Older people are just as likely as younger people to recognise the need for action on climate change and to say they’re willing to make big sacrifices to protect the environment, suggesting claims of a generational divide over the future of the planet may be exaggerated, according to a new UK study.
Key findings include:
- Older people are just as likely as younger people to recognise the need for action on climate change
- Younger people are more fatalistic about climate change
- The middle-aged are the biggest boycotters of environmentally irresponsible brands
The research, by the Policy Institute at King’s College London and New Scientist magazine, finds that around seven in 10 people from all generations surveyed say climate change, biodiversity loss and other environmental issues are big enough problems that they justify significant changes to people’s lifestyles, with no real difference in agreement between Baby Boomers (74%) – the oldest generation polled – and Gen Z (71%), the youngest.
Similarly, when quizzed over their willingness to make big chances to their own lifestyle to reduce the impact of climate change there is virtually no difference between the proportion of Baby Boomers (68%), Gen X (66%), Millennials (65%) and Gen Z (70%) who say they’re prepared to make such a sacrifice.
Where there is some generational difference in views is on whether environmental concerns should take precedence over economic growth: 66% of Gen Z and 57% of Millennials agree environmental concerns should take priority over the economy, compared with 44% of Baby Boomers and 45% of Gen X. But despite this, older generations are still more likely to agree than disagree that the environment should come first.
Younger people more fatalistic about climate change
While younger people are often thought to be most active on climate issues, they are actually more likely than older generations to say there’s no point in changing their behaviour to tackle climate change because it won’t make any difference anyway: 33% of Gen Z and 32% of Millennials feel this way, compared with 22% of Gen X and 19% of Baby Boomers.
This finding is airplay odds with public perception, which is that older people are most likely to think changing their behaviour is pointless.
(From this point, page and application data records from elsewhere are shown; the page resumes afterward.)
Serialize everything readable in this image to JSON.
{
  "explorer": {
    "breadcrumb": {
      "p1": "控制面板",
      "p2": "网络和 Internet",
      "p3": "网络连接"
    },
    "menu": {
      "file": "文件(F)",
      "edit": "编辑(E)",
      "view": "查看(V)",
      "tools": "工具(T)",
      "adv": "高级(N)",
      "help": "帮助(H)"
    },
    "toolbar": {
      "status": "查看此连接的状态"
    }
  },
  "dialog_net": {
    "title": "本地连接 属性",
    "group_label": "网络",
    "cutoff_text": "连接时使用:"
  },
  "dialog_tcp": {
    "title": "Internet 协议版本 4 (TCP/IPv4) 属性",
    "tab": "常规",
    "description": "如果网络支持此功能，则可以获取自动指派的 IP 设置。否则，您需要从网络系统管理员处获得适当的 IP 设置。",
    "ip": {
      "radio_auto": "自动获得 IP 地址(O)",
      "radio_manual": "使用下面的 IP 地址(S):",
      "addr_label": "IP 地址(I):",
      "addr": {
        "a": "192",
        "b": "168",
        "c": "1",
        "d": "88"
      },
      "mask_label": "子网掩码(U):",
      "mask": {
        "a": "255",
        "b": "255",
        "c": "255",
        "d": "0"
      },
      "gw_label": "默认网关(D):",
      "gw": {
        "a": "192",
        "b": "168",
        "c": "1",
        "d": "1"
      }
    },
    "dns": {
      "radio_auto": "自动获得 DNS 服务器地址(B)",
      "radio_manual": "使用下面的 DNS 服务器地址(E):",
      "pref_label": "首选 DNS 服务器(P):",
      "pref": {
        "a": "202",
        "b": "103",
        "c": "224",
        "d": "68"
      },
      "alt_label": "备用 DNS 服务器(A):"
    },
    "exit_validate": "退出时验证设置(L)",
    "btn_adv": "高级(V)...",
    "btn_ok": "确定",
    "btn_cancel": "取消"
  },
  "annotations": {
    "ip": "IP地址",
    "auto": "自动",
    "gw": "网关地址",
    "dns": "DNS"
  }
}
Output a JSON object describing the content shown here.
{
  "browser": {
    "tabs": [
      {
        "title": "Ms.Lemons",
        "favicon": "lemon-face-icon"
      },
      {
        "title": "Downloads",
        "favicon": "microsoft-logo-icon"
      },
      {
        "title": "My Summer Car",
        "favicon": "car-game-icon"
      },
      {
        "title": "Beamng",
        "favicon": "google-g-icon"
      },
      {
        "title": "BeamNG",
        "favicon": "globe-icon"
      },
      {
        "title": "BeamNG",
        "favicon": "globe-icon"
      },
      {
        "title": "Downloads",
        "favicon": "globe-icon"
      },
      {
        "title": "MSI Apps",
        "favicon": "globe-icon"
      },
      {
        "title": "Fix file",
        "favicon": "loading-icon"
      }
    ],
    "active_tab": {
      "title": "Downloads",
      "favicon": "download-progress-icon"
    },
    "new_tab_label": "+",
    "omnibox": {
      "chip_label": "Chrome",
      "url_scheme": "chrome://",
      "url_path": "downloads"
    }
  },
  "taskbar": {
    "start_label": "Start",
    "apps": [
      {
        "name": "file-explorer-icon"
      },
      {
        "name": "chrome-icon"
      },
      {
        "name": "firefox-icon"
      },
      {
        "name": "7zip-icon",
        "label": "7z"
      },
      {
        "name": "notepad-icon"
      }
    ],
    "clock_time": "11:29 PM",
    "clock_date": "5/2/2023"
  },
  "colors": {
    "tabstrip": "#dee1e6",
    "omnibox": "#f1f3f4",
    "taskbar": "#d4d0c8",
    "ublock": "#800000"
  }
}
Half the UK public (wrongly) believe that older people are most resigned about what they can do to save the environment.
49% think Baby Boomers and those in older generations are most likely to say there’s no point changing their behaviour to tackle climate change, compared with 30% who think Gen X, Millennials and Gen Z are most inclined to feel this way. When the reality is that these younger generations are more likely to be fatalistic about this.
Middle-aged are the biggest boycotters
The public think that younger generations are most likely to have boycotted certain products for socially conscious reasons in the last year, with 27% guessing that Gen Z have done so and 23% saying the same about Millennials – much higher than the proportions who guess that Gen X (9%) and Baby Boomers (8%) have done so.
But according to previous research conducted as part of the European Social Survey, it is actually older generations who are most likely to have carried out such boycotts: for example, in 2018, 31% of UK Baby Boomers said they had boycotted a product as a way to improve things or prevent things going wrong – more than double the 12% of Gen Z who reported doing so.
“There are many myths about the differences between generations – but none are more destructive than the claim that it’s only the young who care about climate change”
Professor Bobby Duffy, director of the Policy Institute at King’s College London, said:
“There are many myths about the differences between generations – but none are more destructive than the claim that it’s only the young who care about climate change. When Time magazine named Greta Thunberg their person of the year in 2019, they called her a ‘standard bearer in generational battle’, which is reflective of the unthinking ageism that has crept into some portrayals of the environmental movement. But, as I examine in my new book, Generations, these stereotypes collapse when we look at the evidence.
“There is virtually no difference in views between generations on the importance of climate action, and all say they are willing to make big sacrifices to achieve this. What’s more, older people are actually less likely than the young to feel that it’s pointless to act in environmentally conscious ways because it won’t make a difference. Parents and grandparents care deeply about the legacy they’re leaving for their children and grandchildren – not just their house or jewellery, but the state of the planet. If we want a greener future, we need to act together, uniting the generations, rather than trying to drive an imagined wedge between them.”
Richard Webb, executive editor of New Scientist, said:
“There’s been a lot of talk about the attitude of different generations towards the pressing issues of the day, not least the existential challenge of climate change and other aspects of our impact on the planet, but there’s precious little in the way of hard data. At New Scientist we’re all about informed debate, which was why we were pleased to join forces with Bobby and his team to get some facts on the table.”
“The findings of the survey provide food for thought for policymakers ahead of the crucial COP26 climate summit in Glasgow in November. Far from being an obsession of a young, activist few, support for measures that put our lives on a more sustainable footing as we look to building back from the covid-19 pandemic command broad support across generations. They could be a route to increased engagement among groups increasingly disillusioned with politics.”